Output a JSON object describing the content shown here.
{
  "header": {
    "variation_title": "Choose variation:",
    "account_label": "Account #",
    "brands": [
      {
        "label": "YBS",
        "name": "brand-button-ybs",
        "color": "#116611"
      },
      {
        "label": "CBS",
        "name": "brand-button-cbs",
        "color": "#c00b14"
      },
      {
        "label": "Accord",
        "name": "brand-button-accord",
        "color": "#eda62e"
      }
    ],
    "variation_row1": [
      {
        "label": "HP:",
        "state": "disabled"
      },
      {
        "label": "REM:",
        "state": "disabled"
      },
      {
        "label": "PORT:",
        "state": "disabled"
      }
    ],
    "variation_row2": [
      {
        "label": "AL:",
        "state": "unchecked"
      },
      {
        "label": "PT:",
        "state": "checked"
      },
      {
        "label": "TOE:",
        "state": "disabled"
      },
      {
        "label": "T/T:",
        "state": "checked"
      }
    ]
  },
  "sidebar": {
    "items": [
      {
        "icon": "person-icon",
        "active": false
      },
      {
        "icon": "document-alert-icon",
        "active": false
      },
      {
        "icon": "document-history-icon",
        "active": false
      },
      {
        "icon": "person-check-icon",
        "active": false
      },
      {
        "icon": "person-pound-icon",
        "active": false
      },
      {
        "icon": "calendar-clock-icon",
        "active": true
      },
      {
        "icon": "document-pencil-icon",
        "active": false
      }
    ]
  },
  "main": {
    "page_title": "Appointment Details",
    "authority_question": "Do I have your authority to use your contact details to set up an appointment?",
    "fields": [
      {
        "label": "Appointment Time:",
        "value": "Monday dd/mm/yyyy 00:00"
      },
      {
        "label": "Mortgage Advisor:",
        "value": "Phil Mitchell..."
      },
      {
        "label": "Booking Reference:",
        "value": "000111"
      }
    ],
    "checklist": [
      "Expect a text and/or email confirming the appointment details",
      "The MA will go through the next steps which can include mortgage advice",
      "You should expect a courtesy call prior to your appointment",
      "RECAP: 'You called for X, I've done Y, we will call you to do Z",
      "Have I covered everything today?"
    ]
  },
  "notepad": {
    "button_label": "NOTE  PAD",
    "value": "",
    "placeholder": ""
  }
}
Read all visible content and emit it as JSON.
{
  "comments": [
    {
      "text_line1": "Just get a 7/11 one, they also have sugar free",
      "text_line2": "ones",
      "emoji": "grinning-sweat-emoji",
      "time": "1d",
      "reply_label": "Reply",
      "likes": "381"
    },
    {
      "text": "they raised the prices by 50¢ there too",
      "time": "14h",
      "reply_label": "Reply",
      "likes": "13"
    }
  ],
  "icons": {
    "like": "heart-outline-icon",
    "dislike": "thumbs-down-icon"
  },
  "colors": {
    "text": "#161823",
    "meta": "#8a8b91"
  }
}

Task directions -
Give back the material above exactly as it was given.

Reply to the task -
Output a JSON object describing the content shown here.
{
  "header": {
    "variation_title": "Choose variation:",
    "account_label": "Account #",
    "brands": [
      {
        "label": "YBS",
        "name": "brand-button-ybs",
        "color": "#116611"
      },
      {
        "label": "CBS",
        "name": "brand-button-cbs",
        "color": "#c00b14"
      },
      {
        "label": "Accord",
        "name": "brand-button-accord",
        "color": "#eda62e"
      }
    ],
    "variation_row1": [
      {
        "label": "HP:",
        "state": "disabled"
      },
      {
        "label": "REM:",
        "state": "disabled"
      },
      {
        "label": "PORT:",
        "state": "disabled"
      }
    ],
    "variation_row2": [
      {
        "label": "AL:",
        "state": "unchecked"
      },
      {
        "label": "PT:",
        "state": "checked"
      },
      {
        "label": "TOE:",
        "state": "disabled"
      },
      {
        "label": "T/T:",
        "state": "checked"
      }
    ]
  },
  "sidebar": {
    "items": [
      {
        "icon": "person-icon",
        "active": false
      },
      {
        "icon": "document-alert-icon",
        "active": false
      },
      {
        "icon": "document-history-icon",
        "active": false
      },
      {
        "icon": "person-check-icon",
        "active": false
      },
      {
        "icon": "person-pound-icon",
        "active": false
      },
      {
        "icon": "calendar-clock-icon",
        "active": true
      },
      {
        "icon": "document-pencil-icon",
        "active": false
      }
    ]
  },
  "main": {
    "page_title": "Appointment Details",
    "authority_question": "Do I have your authority to use your contact details to set up an appointment?",
    "fields": [
      {
        "label": "Appointment Time:",
        "value": "Monday dd/mm/yyyy 00:00"
      },
      {
        "label": "Mortgage Advisor:",
        "value": "Phil Mitchell..."
      },
      {
        "label": "Booking Reference:",
        "value": "000111"
      }
    ],
    "checklist": [
      "Expect a text and/or email confirming the appointment details",
      "The MA will go through the next steps which can include mortgage advice",
      "You should expect a courtesy call prior to your appointment",
      "RECAP: 'You called for X, I've done Y, we will call you to do Z",
      "Have I covered everything today?"
    ]
  },
  "notepad": {
    "button_label": "NOTE  PAD",
    "value": "",
    "placeholder": ""
  }
}
Read all visible content and emit it as JSON.
{
  "comments": [
    {
      "text_line1": "Just get a 7/11 one, they also have sugar free",
      "text_line2": "ones",
      "emoji": "grinning-sweat-emoji",
      "time": "1d",
      "reply_label": "Reply",
      "likes": "381"
    },
    {
      "text": "they raised the prices by 50¢ there too",
      "time": "14h",
      "reply_label": "Reply",
      "likes": "13"
    }
  ],
  "icons": {
    "like": "heart-outline-icon",
    "dislike": "thumbs-down-icon"
  },
  "colors": {
    "text": "#161823",
    "meta": "#8a8b91"
  }
}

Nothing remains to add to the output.